The following is taken from a memo from the advertising director of the Silver Screen Movie Production Company.
"According to a recent report from our marketing department, fewer people attended movies produced by Silver Screen during the past year than in any other year. And yet the percentage of generally favorable comments by movie reviewers about specific Silver Screen movies actually increased during this period. Clearly, the contents of these reviews are not reaching enough of our prospective viewers; so the problem lies not with the quality of our movies but with the public's lack of awareness that movies of good quality are available. Silver Screen should therefore spend more of its budget next year on reaching the public through advertising and less on producing new movies."

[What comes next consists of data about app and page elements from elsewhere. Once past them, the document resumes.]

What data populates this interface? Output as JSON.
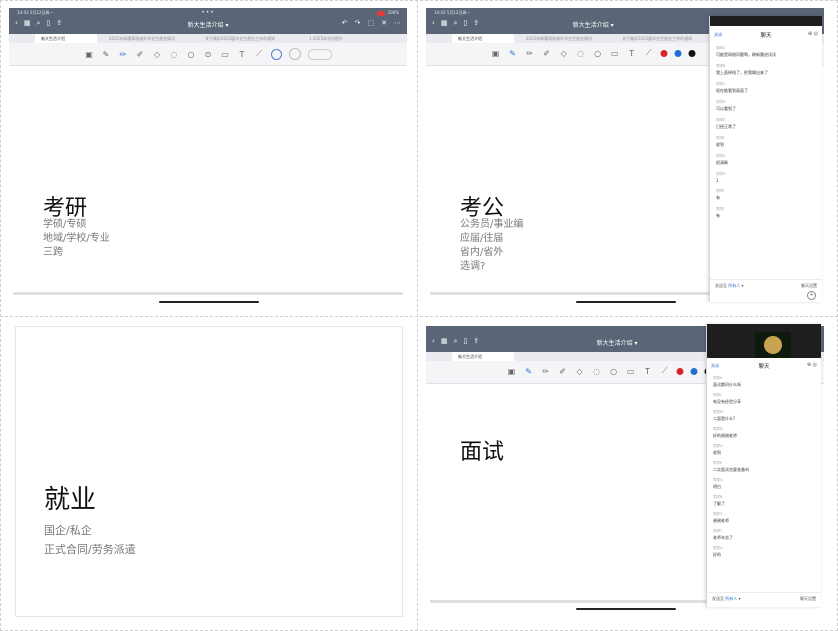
{
  "app": {
    "doc_title": "新大生活介绍",
    "status_left": "14:43  5月12日周一",
    "status_right": "100%",
    "tabs": [
      "新大生活介绍",
      "2025年新疆高校省外毕业生就业情况",
      "关于做好2025届毕业生就业工作的通知",
      "1.2025年学历提升"
    ]
  },
  "toolbar": {
    "colors": [
      "#d8232a",
      "#1f6fd1",
      "#111111"
    ]
  },
  "slides": [
    {
      "heading": "考研",
      "lines": [
        "学硕/专硕",
        "地域/学校/专业",
        "三跨"
      ]
    },
    {
      "heading": "考公",
      "lines": [
        "公务员/事业编",
        "应届/往届",
        "省内/省外",
        "选调?"
      ]
    },
    {
      "heading": "就业",
      "lines": [
        "国企/私企",
        "正式合同/劳务派遣"
      ]
    },
    {
      "heading": "面试",
      "lines": []
    }
  ],
  "chat": {
    "close": "关闭",
    "title": "聊天",
    "footer_send": "发送至",
    "footer_target": "所有人",
    "footer_right": "聊天设置",
    "panel2_messages": [
      {
        "who": "同学A",
        "text": "可能是网络问题啊，刷新重进试试"
      },
      {
        "who": "同学B",
        "text": "我上面掉线了，把我踢出来了"
      },
      {
        "who": "同学C",
        "text": "现在能看到画面了"
      },
      {
        "who": "同学D",
        "text": "可以看到了"
      },
      {
        "who": "同学E",
        "text": "已经正常了"
      },
      {
        "who": "同学F",
        "text": "收到"
      },
      {
        "who": "同学G",
        "text": "很清晰"
      },
      {
        "who": "同学H",
        "text": "1"
      },
      {
        "who": "同学I",
        "text": "有"
      },
      {
        "who": "同学J",
        "text": "有"
      }
    ],
    "panel4_messages": [
      {
        "who": "同学K",
        "text": "面试都问什么呀"
      },
      {
        "who": "同学L",
        "text": "有没有经验分享"
      },
      {
        "who": "同学M",
        "text": "二面是什么?"
      },
      {
        "who": "同学N",
        "text": "好的谢谢老师"
      },
      {
        "who": "同学O",
        "text": "收到"
      },
      {
        "who": "同学P",
        "text": "二次面试也要准备吗"
      },
      {
        "who": "同学Q",
        "text": "明白"
      },
      {
        "who": "同学R",
        "text": "了解了"
      },
      {
        "who": "同学S",
        "text": "谢谢老师"
      },
      {
        "who": "同学T",
        "text": "老师辛苦了"
      },
      {
        "who": "同学U",
        "text": "好的"
      }
    ]
  }
}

The argument presented above is relatively sound, however, the author fails to recognize all the elements necessary to evaluate his situation. The idea that more money be invested in advertising may be a helpful one, but perhaps not because people are unaware of the current reviews. To clarify, it may be necessary to advertise more in order to increase sales, however that could be due to many circumstances such as a decrease in the public's overall attendance, an increase in the cost of movies, or a lack of trust in the opinions of the reviewers.
The advertising director first needs to determine the relative proportion of movie goers that choose to see Silver Screen films. That will help him to understand his market share. If the population in general is attending less, then he may still be out-profiting his competitors, despite his individual sales decrease. In fact, his relative sales could be increasing. Determining where he stands in his market will help him to create and implement an action plan.
Another important thing to consder is the relative cost of attending movies to the current standard of living. If the standard of living is decreasing, it may contribute to an overall decrease in attendance. In that case, advertising could be very helpful, in that a clever campaign could emphasize the low cost of movies as compared to many other leisure activities. This could offset financial anxieties of potential customers.
Finally, it is important to remember that people rarely trust movie reviewers. For that reason, it is important that the films appeal to the populus, and not critics alone. The best advertisement in many cases is word of mouth. No matter what critics say, people tend to take the opinions of friends more seriously. This supports continual funding to produce quality movies that will appeal to the average person.
There is no reason that silver screen should not spend more on advertisement, however, there is reason to continue to invest in diverse, quality films. Furthermore, the company must consider carefully what it chooses to emphasize in its advertisement.
Although the response begins by stating that the argument "is relatively sound," it immediately goes on to develop a critique. The response identifies three major flaws in the argument and provides a careful and thorough analysis. The main points discussed are that
-- the fall-off in attendance might be industry wide
-- the general state of the economy might have affected movie attendance
-- movie goers "rarely trust movie reviewers"
Each of these points is developed; together they are presented within the context of a larger idea: that while spending more money on advertising may be helpful, the company should "continue to invest in diverse, quality films."
This is a smoothly written, well-developed analysis in which syntactic variety and the excellent use of transitions make for a virtually seamless response. This paper clearly merits a score of 6.